▶ **Task requirements**
The lines needed are those below that contain the word "arrow"; copy each one.

▶ **Dataset records**

=== Begin Enclosure ===

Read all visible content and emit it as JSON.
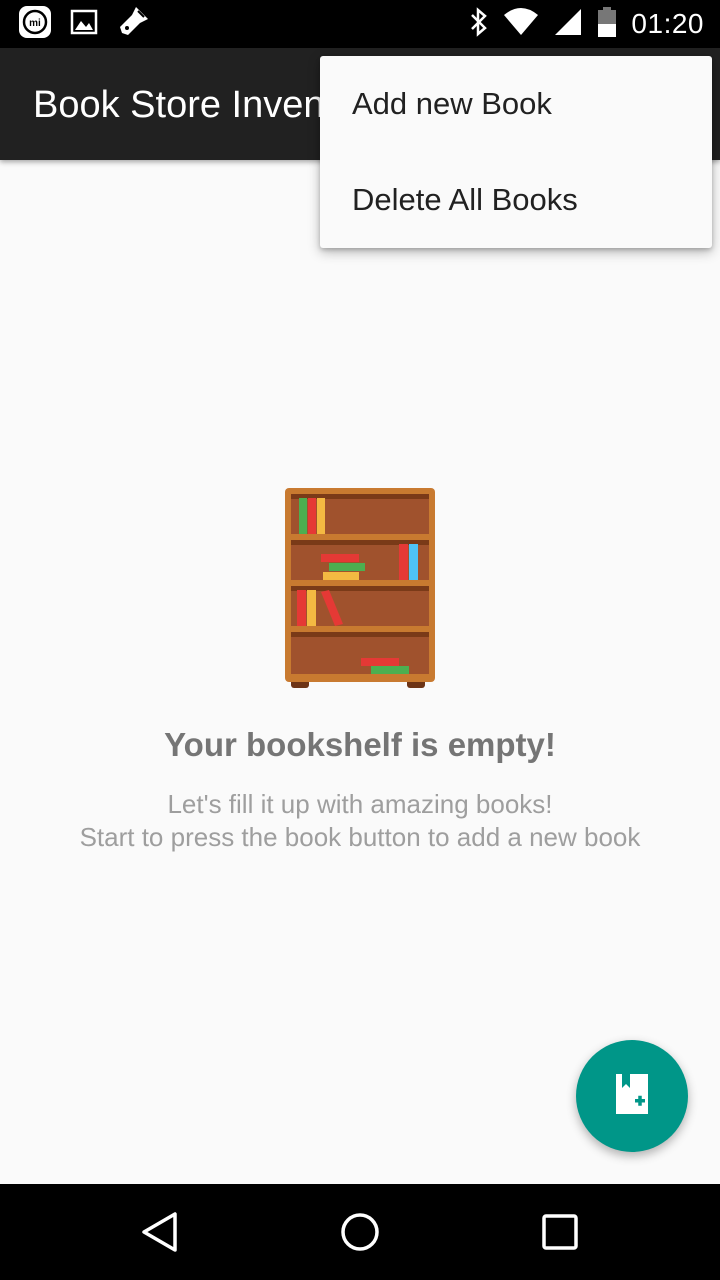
{
  "status_bar": {
    "time": "01:20",
    "left_icons": [
      "mi-notification-icon",
      "image-notification-icon",
      "flashlight-notification-icon"
    ],
    "right_icons": [
      "bluetooth-icon",
      "wifi-icon",
      "signal-icon",
      "battery-icon"
    ]
  },
  "app_bar": {
    "title": "Book Store Inventory"
  },
  "overflow_menu": {
    "items": [
      {
        "label": "Add new Book"
      },
      {
        "label": "Delete All Books"
      }
    ]
  },
  "empty_state": {
    "illustration": "bookshelf-icon",
    "title": "Your bookshelf is empty!",
    "subtitle_line1": "Let's fill it up with amazing books!",
    "subtitle_line2": "Start to press the book button to add a new book"
  },
  "fab": {
    "icon": "add-book-icon",
    "color": "#009688"
  },
  "nav_bar": {
    "buttons": [
      "back-icon",
      "home-icon",
      "recents-icon"
    ]
  },
  "colors": {
    "app_bar": "#212121",
    "accent": "#009688",
    "background": "#fafafa"
  }
}
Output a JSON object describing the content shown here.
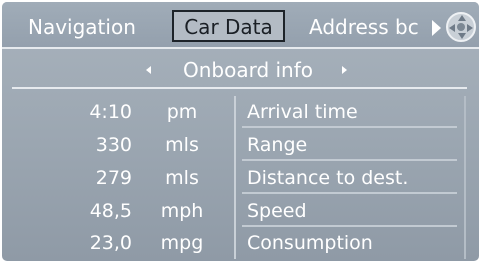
{
  "menu": {
    "items": [
      "Navigation",
      "Car Data",
      "Address bc"
    ],
    "selected": "Car Data"
  },
  "icons": {
    "scroll": "right-triangle-icon",
    "controller": "controller-dpad-icon"
  },
  "subheader": {
    "title": "Onboard info",
    "left_icon": "left-arrow-icon",
    "right_icon": "right-arrow-icon"
  },
  "table": {
    "rows": [
      {
        "value": "4:10",
        "unit": "pm",
        "label": "Arrival time"
      },
      {
        "value": "330",
        "unit": "mls",
        "label": "Range"
      },
      {
        "value": "279",
        "unit": "mls",
        "label": "Distance to dest."
      },
      {
        "value": "48,5",
        "unit": "mph",
        "label": "Speed"
      },
      {
        "value": "23,0",
        "unit": "mpg",
        "label": "Consumption"
      }
    ]
  },
  "colors": {
    "background": "#9ba6b1",
    "text": "#ffffff",
    "selected_text": "#1a1f25"
  }
}
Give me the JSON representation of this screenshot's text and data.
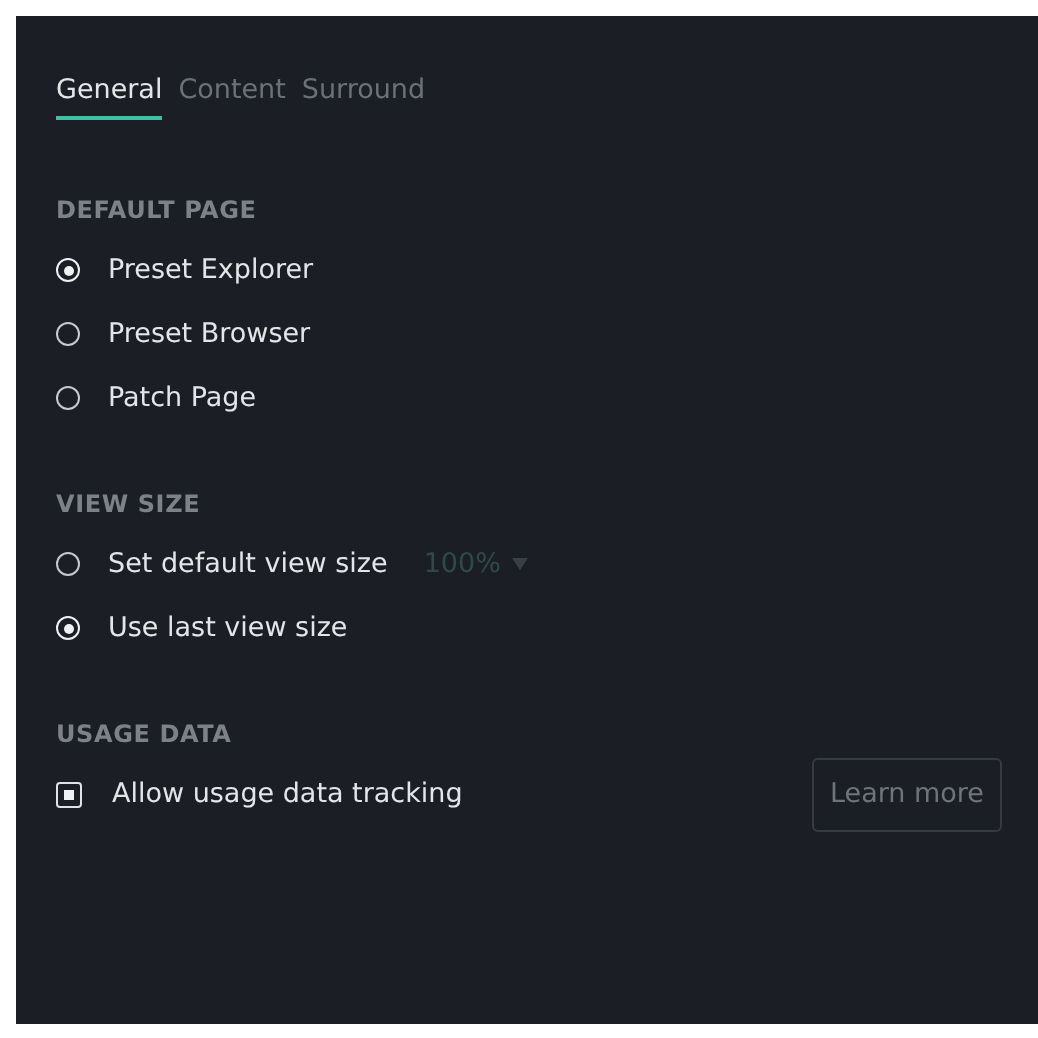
{
  "tabs": [
    {
      "label": "General",
      "selected": true
    },
    {
      "label": "Content",
      "selected": false
    },
    {
      "label": "Surround",
      "selected": false
    }
  ],
  "sections": [
    {
      "title": "DEFAULT PAGE",
      "items": [
        {
          "kind": "radio",
          "label": "Preset Explorer",
          "selected": true
        },
        {
          "kind": "radio",
          "label": "Preset Browser",
          "selected": false
        },
        {
          "kind": "radio",
          "label": "Patch Page",
          "selected": false
        }
      ]
    },
    {
      "title": "VIEW SIZE",
      "items": [
        {
          "kind": "radio",
          "label": "Set default view size",
          "selected": false,
          "dropdown": {
            "value": "100%",
            "disabled": true
          }
        },
        {
          "kind": "radio",
          "label": "Use last view size",
          "selected": true
        }
      ]
    },
    {
      "title": "USAGE DATA",
      "items": [
        {
          "kind": "checkbox",
          "label": "Allow usage data tracking",
          "checked": true,
          "button": "Learn more"
        }
      ]
    }
  ]
}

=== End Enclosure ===

▶ **Response area**
    "left_icon": "left-arrow-icon",
    "right_icon": "right-arrow-icon"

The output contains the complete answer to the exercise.